But what of the portrait itself? There is a saying that a great portrait should reveal something hidden about the sitter that the sitter would prefer remained hidden. Some family skeleton in the closet, or a revealing truth or personality trait that the sculptor is aware of, but the sitter is shy to reveal. It is also of interest to consider whether you can “read” the thoughts and emotions in the face of a portrait. Can you tell what the pope is thinking in either Bernini or Velazquez’ portraits? It is up to you which you think is more successful. To me, the Bernini is more impressive in terms of the artistic skill required to transform a hunk of marble into a lifelike portrait, but I feel that I can “read” more about what Innocent X was like in Velazquez’ painting.

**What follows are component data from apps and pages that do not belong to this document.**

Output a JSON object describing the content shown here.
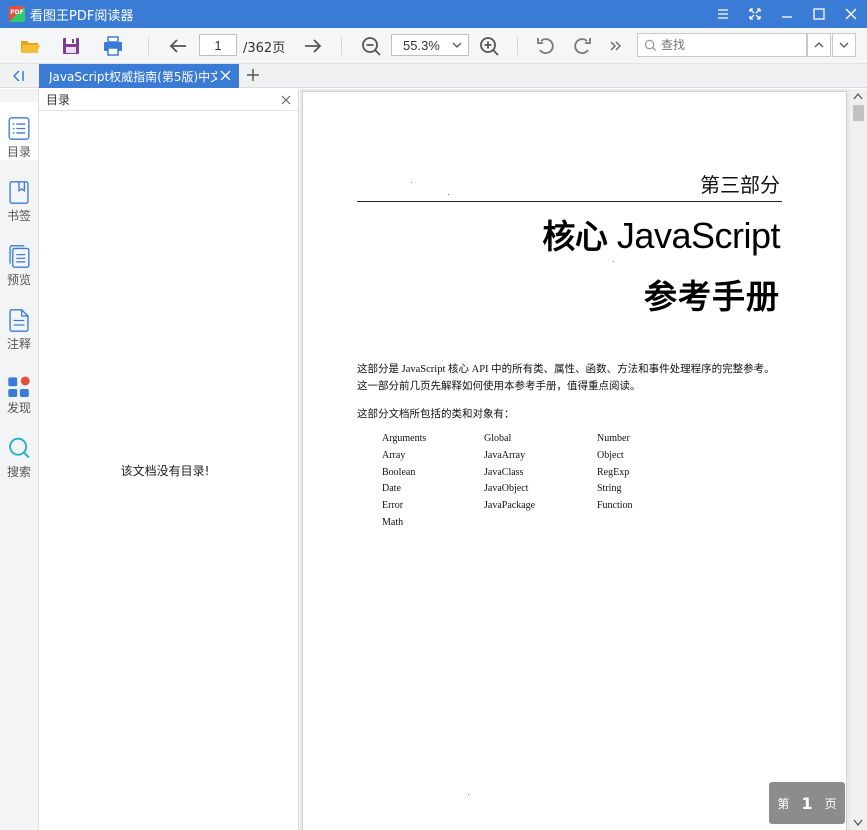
{
  "app": {
    "title": "看图王PDF阅读器",
    "accent": "#3a7bd5"
  },
  "toolbar": {
    "page_value": "1",
    "page_total": "/362页",
    "zoom": "55.3%",
    "search_placeholder": "查找"
  },
  "tabs": [
    {
      "title": "JavaScript权威指南(第5版)中文"
    }
  ],
  "sidebar": {
    "items": [
      {
        "label": "目录",
        "icon": "list-icon"
      },
      {
        "label": "书签",
        "icon": "bookmark-icon"
      },
      {
        "label": "预览",
        "icon": "thumbnails-icon"
      },
      {
        "label": "注释",
        "icon": "annotation-icon"
      },
      {
        "label": "发现",
        "icon": "discover-icon"
      },
      {
        "label": "搜索",
        "icon": "search-icon"
      }
    ]
  },
  "panel": {
    "title": "目录",
    "empty_message": "该文档没有目录!"
  },
  "document": {
    "part": "第三部分",
    "title_cn": "核心",
    "title_en": "JavaScript",
    "subtitle": "参考手册",
    "intro": "这部分是 JavaScript 核心 API 中的所有类、属性、函数、方法和事件处理程序的完整参考。这一部分前几页先解释如何使用本参考手册，值得重点阅读。",
    "list_intro": "这部分文档所包括的类和对象有：",
    "columns": [
      [
        "Arguments",
        "Array",
        "Boolean",
        "Date",
        "Error",
        "Math"
      ],
      [
        "Global",
        "JavaArray",
        "JavaClass",
        "JavaObject",
        "JavaPackage"
      ],
      [
        "Number",
        "Object",
        "RegExp",
        "String",
        "Function"
      ]
    ]
  },
  "page_indicator": {
    "prefix": "第",
    "number": "1",
    "suffix": "页"
  }
}
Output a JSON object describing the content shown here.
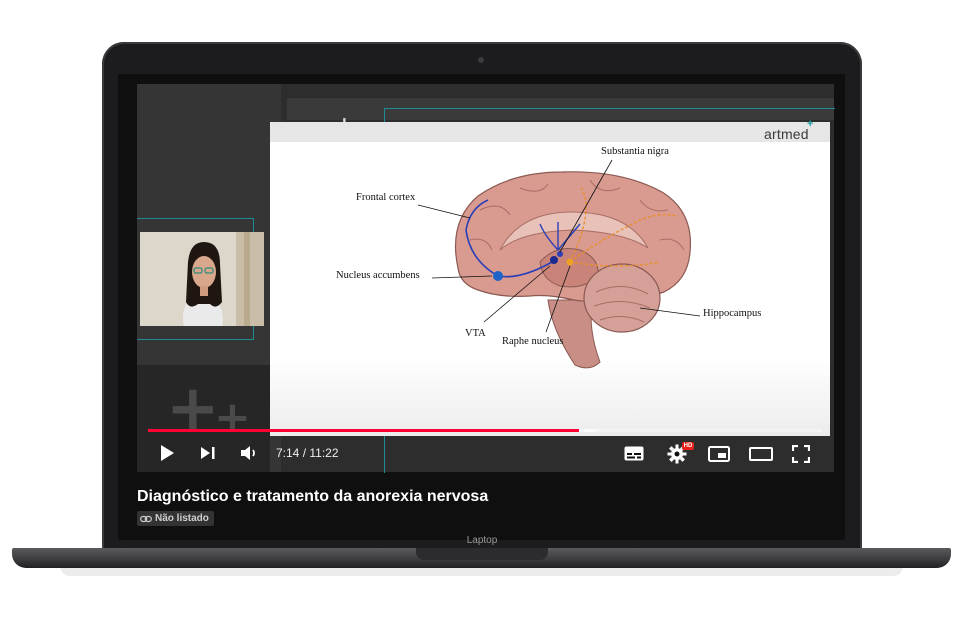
{
  "laptop": {
    "label": "Laptop"
  },
  "video": {
    "title": "Diagnóstico e tratamento da anorexia nervosa",
    "visibility_badge": "Não listado",
    "time_display": "7:14 / 11:22",
    "progress_played_fraction": 0.64,
    "settings_badge": "HD"
  },
  "slide": {
    "logo": "artmed",
    "labels": {
      "substantia_nigra": "Substantia nigra",
      "frontal_cortex": "Frontal cortex",
      "nucleus_accumbens": "Nucleus accumbens",
      "hippocampus": "Hippocampus",
      "vta": "VTA",
      "raphe_nucleus": "Raphe nucleus"
    }
  },
  "controls": {
    "play": "play-icon",
    "next": "next-icon",
    "volume": "volume-icon",
    "subtitles": "subtitles-icon",
    "settings": "gear-icon",
    "miniplayer": "miniplayer-icon",
    "theater": "theater-icon",
    "fullscreen": "fullscreen-icon"
  },
  "colors": {
    "progress": "#ff0033",
    "accent_teal": "#1f8b93",
    "badge_red": "#e62117"
  }
}
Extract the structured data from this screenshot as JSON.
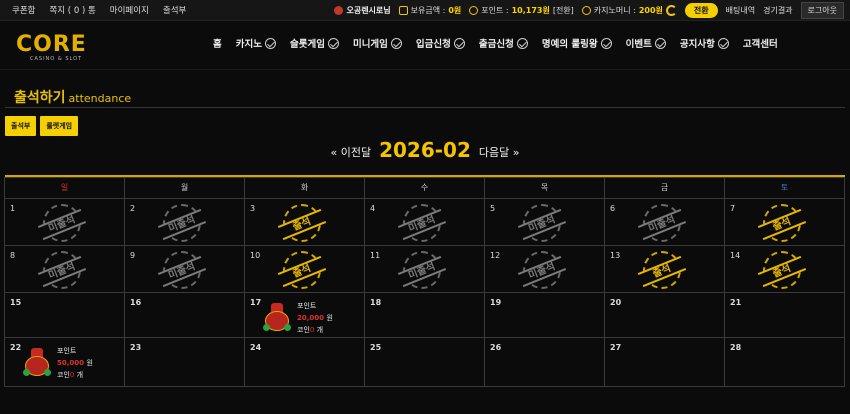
{
  "topbar": {
    "links": [
      "쿠폰함",
      "쪽지 ( 0 ) 통",
      "마이페이지",
      "출석부"
    ],
    "user": "오공렌시로님",
    "balance_label": "보유금액 :",
    "balance_value": "0원",
    "point_label": "포인트 :",
    "point_value": "10,173원",
    "point_suffix": "[전환]",
    "casino_label": "카지노머니 :",
    "casino_value": "200원",
    "convert_button": "전환",
    "bet_history": "배팅내역",
    "game_results": "경기결과",
    "logout": "로그아웃"
  },
  "logo": {
    "word": "CORE",
    "sub": "CASINO & SLOT"
  },
  "nav": [
    "홈",
    "카지노",
    "슬롯게임",
    "미니게임",
    "입금신청",
    "출금신청",
    "명예의 룰링왕",
    "이벤트",
    "공지사항",
    "고객센터"
  ],
  "page": {
    "title": "출석하기",
    "subtitle": "attendance"
  },
  "sub_buttons": [
    "출석부",
    "룰렛게임"
  ],
  "month_nav": {
    "prev": "« 이전달",
    "current": "2026-02",
    "next": "다음달 »"
  },
  "weekdays": [
    "일",
    "월",
    "화",
    "수",
    "목",
    "금",
    "토"
  ],
  "colors": {
    "accent": "#f5d000",
    "sunday": "#e03030",
    "saturday": "#3a7fd8"
  },
  "calendar": {
    "weeks": [
      [
        {
          "day": "1",
          "stamp": "미출석"
        },
        {
          "day": "2",
          "stamp": "미출석"
        },
        {
          "day": "3",
          "stamp": "출석"
        },
        {
          "day": "4",
          "stamp": "미출석"
        },
        {
          "day": "5",
          "stamp": "미출석"
        },
        {
          "day": "6",
          "stamp": "미출석"
        },
        {
          "day": "7",
          "stamp": "출석"
        }
      ],
      [
        {
          "day": "8",
          "stamp": "미출석"
        },
        {
          "day": "9",
          "stamp": "미출석"
        },
        {
          "day": "10",
          "stamp": "출석"
        },
        {
          "day": "11",
          "stamp": "미출석"
        },
        {
          "day": "12",
          "stamp": "미출석"
        },
        {
          "day": "13",
          "stamp": "출석"
        },
        {
          "day": "14",
          "stamp": "출석"
        }
      ],
      [
        {
          "day": "15"
        },
        {
          "day": "16"
        },
        {
          "day": "17",
          "prize": {
            "label": "포인트",
            "amount": "20,000",
            "unit": "원",
            "coin_label": "코인",
            "coin_count": "0",
            "coin_unit": "개"
          }
        },
        {
          "day": "18"
        },
        {
          "day": "19"
        },
        {
          "day": "20"
        },
        {
          "day": "21"
        }
      ],
      [
        {
          "day": "22",
          "prize": {
            "label": "포인트",
            "amount": "50,000",
            "unit": "원",
            "coin_label": "코인",
            "coin_count": "0",
            "coin_unit": "개"
          }
        },
        {
          "day": "23"
        },
        {
          "day": "24"
        },
        {
          "day": "25"
        },
        {
          "day": "26"
        },
        {
          "day": "27"
        },
        {
          "day": "28"
        }
      ]
    ]
  }
}
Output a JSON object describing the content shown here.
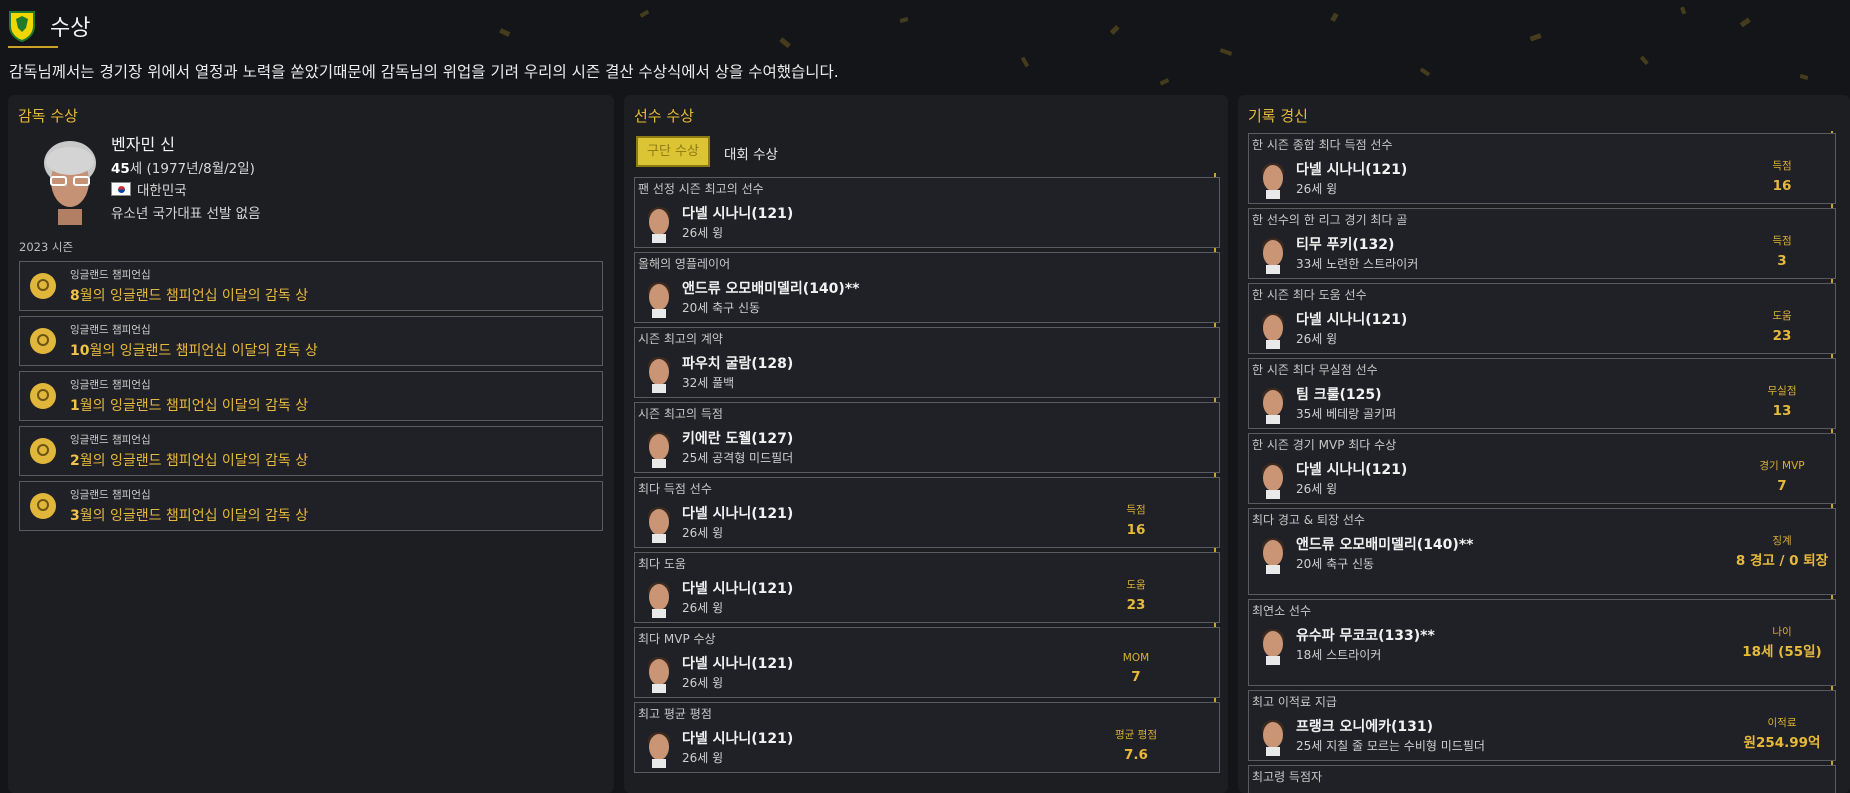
{
  "header": {
    "title": "수상",
    "intro": "감독님께서는 경기장 위에서 열정과 노력을 쏟았기때문에 감독님의 위업을 기려 우리의 시즌 결산 수상식에서 상을 수여했습니다."
  },
  "manager_panel": {
    "title": "감독 수상",
    "name": "벤자민 신",
    "age": "45",
    "age_suffix": "세 (1977년/8월/2일)",
    "nation": "대한민국",
    "youth": "유소년 국가대표 선발 없음",
    "season": "2023 시즌",
    "awards": [
      {
        "competition": "잉글랜드 챔피언십",
        "num": "8",
        "title": "월의 잉글랜드 챔피언십 이달의 감독 상"
      },
      {
        "competition": "잉글랜드 챔피언십",
        "num": "10",
        "title": "월의 잉글랜드 챔피언십 이달의 감독 상"
      },
      {
        "competition": "잉글랜드 챔피언십",
        "num": "1",
        "title": "월의 잉글랜드 챔피언십 이달의 감독 상"
      },
      {
        "competition": "잉글랜드 챔피언십",
        "num": "2",
        "title": "월의 잉글랜드 챔피언십 이달의 감독 상"
      },
      {
        "competition": "잉글랜드 챔피언십",
        "num": "3",
        "title": "월의 잉글랜드 챔피언십 이달의 감독 상"
      }
    ]
  },
  "player_panel": {
    "title": "선수 수상",
    "tab_active": "구단 수상",
    "tab_inactive": "대회 수상",
    "cards": [
      {
        "head": "팬 선정 시즌 최고의 선수",
        "name": "다넬 시나니(121)",
        "desc": "26세 윙",
        "stat_label": "",
        "stat_value": ""
      },
      {
        "head": "올해의 영플레이어",
        "name": "앤드류 오모배미델리(140)**",
        "desc": "20세 축구 신동",
        "stat_label": "",
        "stat_value": ""
      },
      {
        "head": "시즌 최고의 계약",
        "name": "파우치 굴람(128)",
        "desc": "32세 풀백",
        "stat_label": "",
        "stat_value": ""
      },
      {
        "head": "시즌 최고의 득점",
        "name": "키에란 도웰(127)",
        "desc": "25세 공격형 미드필더",
        "stat_label": "",
        "stat_value": ""
      },
      {
        "head": "최다 득점 선수",
        "name": "다넬 시나니(121)",
        "desc": "26세 윙",
        "stat_label": "득점",
        "stat_value": "16"
      },
      {
        "head": "최다 도움",
        "name": "다넬 시나니(121)",
        "desc": "26세 윙",
        "stat_label": "도움",
        "stat_value": "23"
      },
      {
        "head": "최다 MVP 수상",
        "name": "다넬 시나니(121)",
        "desc": "26세 윙",
        "stat_label": "MOM",
        "stat_value": "7"
      },
      {
        "head": "최고 평균 평점",
        "name": "다넬 시나니(121)",
        "desc": "26세 윙",
        "stat_label": "평균 평점",
        "stat_value": "7.6"
      }
    ]
  },
  "records_panel": {
    "title": "기록 경신",
    "cards": [
      {
        "head": "한 시즌 종합 최다 득점 선수",
        "name": "다넬 시나니(121)",
        "desc": "26세 윙",
        "stat_label": "득점",
        "stat_value": "16"
      },
      {
        "head": "한 선수의 한 리그 경기 최다 골",
        "name": "티무 푸키(132)",
        "desc": "33세 노련한 스트라이커",
        "stat_label": "득점",
        "stat_value": "3"
      },
      {
        "head": "한 시즌 최다 도움 선수",
        "name": "다넬 시나니(121)",
        "desc": "26세 윙",
        "stat_label": "도움",
        "stat_value": "23"
      },
      {
        "head": "한 시즌 최다 무실점 선수",
        "name": "팀 크룰(125)",
        "desc": "35세 베테랑 골키퍼",
        "stat_label": "무실점",
        "stat_value": "13"
      },
      {
        "head": "한 시즌 경기 MVP 최다 수상",
        "name": "다넬 시나니(121)",
        "desc": "26세 윙",
        "stat_label": "경기 MVP",
        "stat_value": "7"
      },
      {
        "head": "최다 경고 & 퇴장 선수",
        "name": "앤드류 오모배미델리(140)**",
        "desc": "20세 축구 신동",
        "stat_label": "징계",
        "stat_value": "8 경고 / 0 퇴장"
      },
      {
        "head": "최연소 선수",
        "name": "유수파 무코코(133)**",
        "desc": "18세 스트라이커",
        "stat_label": "나이",
        "stat_value": "18세 (55일)"
      },
      {
        "head": "최고 이적료 지급",
        "name": "프랭크 오니에카(131)",
        "desc": "25세 지칠 줄 모르는 수비형 미드필더",
        "stat_label": "이적료",
        "stat_value": "원254.99억"
      },
      {
        "head": "최고령 득점자",
        "name": "",
        "desc": "",
        "stat_label": "",
        "stat_value": ""
      }
    ]
  },
  "colors": {
    "accent": "#e7b93b",
    "background": "#141518",
    "panel": "#1d1e22"
  }
}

What about you?

Noah Charney

is a professor of art history and best-selling author of, most recently, The Art of Forgery. You can learn more about his work at or by joining him on Facebook.